● TASK STATEMENT
The records sit below. Return every line in them that holds the word "title".

SOURCE RECORDS below:

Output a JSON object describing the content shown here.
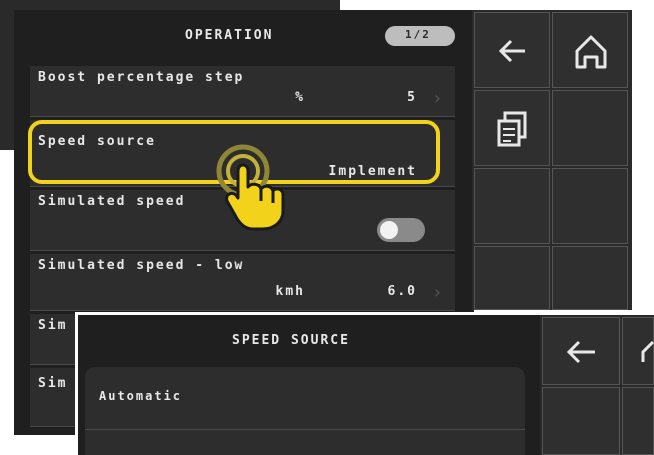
{
  "colors": {
    "highlight": "#f2d21b",
    "screen_bg": "#1f1f1f",
    "row_bg": "#2d2d2d",
    "text": "#e8e8e8"
  },
  "back_panel": {
    "title": "OPERATION",
    "page_badge": "1/2",
    "rows": [
      {
        "label": "Boost percentage step",
        "unit": "%",
        "value": "5"
      },
      {
        "label": "Speed source",
        "unit": "",
        "value": "Implement"
      },
      {
        "label": "Simulated speed",
        "toggle": "off"
      },
      {
        "label": "Simulated speed - low",
        "unit": "kmh",
        "value": "6.0"
      },
      {
        "label": "Sim"
      },
      {
        "label": "Sim"
      }
    ],
    "nav": {
      "back_icon": "arrow-left-icon",
      "home_icon": "home-icon",
      "copy_icon": "copy-icon"
    }
  },
  "front_panel": {
    "title": "SPEED SOURCE",
    "options": [
      {
        "label": "Automatic"
      }
    ],
    "nav": {
      "back_icon": "arrow-left-icon"
    }
  },
  "overlay": {
    "hand_icon": "tap-hand-icon"
  }
}
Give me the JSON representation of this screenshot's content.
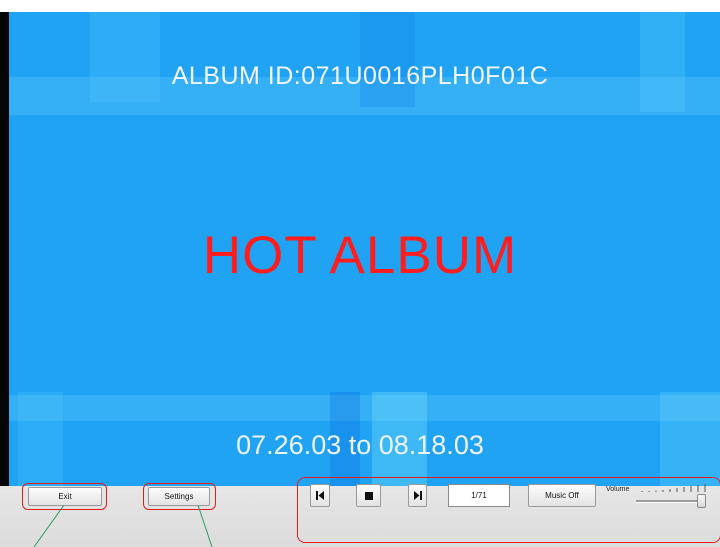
{
  "slide": {
    "album_id": "ALBUM ID:071U0016PLH0F01C",
    "title": "HOT ALBUM",
    "date_range": "07.26.03 to 08.18.03"
  },
  "controls": {
    "exit_label": "Exit",
    "settings_label": "Settings",
    "prev_icon": "skip-previous-icon",
    "stop_icon": "stop-icon",
    "next_icon": "skip-next-icon",
    "counter": "1/71",
    "music_label": "Music Off",
    "volume_label": "Volume",
    "volume_level": 1.0
  },
  "colors": {
    "background": "#1fa3f2",
    "title": "#ff1d1d",
    "highlight_outline": "#e51c1c",
    "callout_line": "#2e9a63"
  }
}
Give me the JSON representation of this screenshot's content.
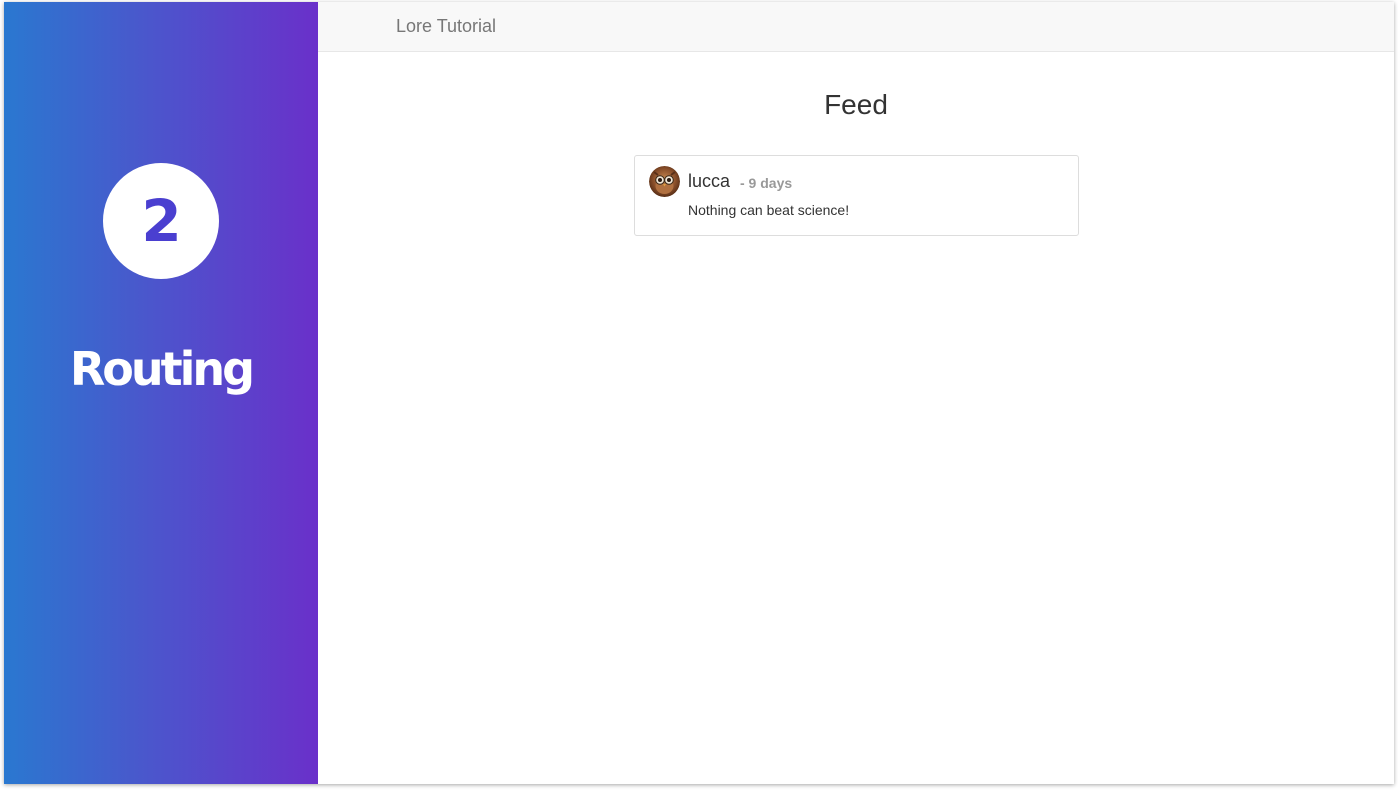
{
  "sidebar": {
    "step_number": "2",
    "title": "Routing"
  },
  "navbar": {
    "brand": "Lore Tutorial"
  },
  "feed": {
    "title": "Feed",
    "tweets": [
      {
        "author": "lucca",
        "time": "- 9 days",
        "text": "Nothing can beat science!",
        "avatar_icon": "owl-avatar-icon"
      }
    ]
  },
  "colors": {
    "gradient_start": "#2a78d0",
    "gradient_end": "#6a30ca",
    "navbar_bg": "#f8f8f8",
    "brand_text": "#777777"
  }
}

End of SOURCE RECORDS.

● OUTPUT OF THE EXERCISE
    "title": "OPERATION",
    "title": "SPEED SOURCE",
    "title": "HOT ALBUM",
    "title": "#ff1d1d",
    "title": "Routing"
    "title": "Feed",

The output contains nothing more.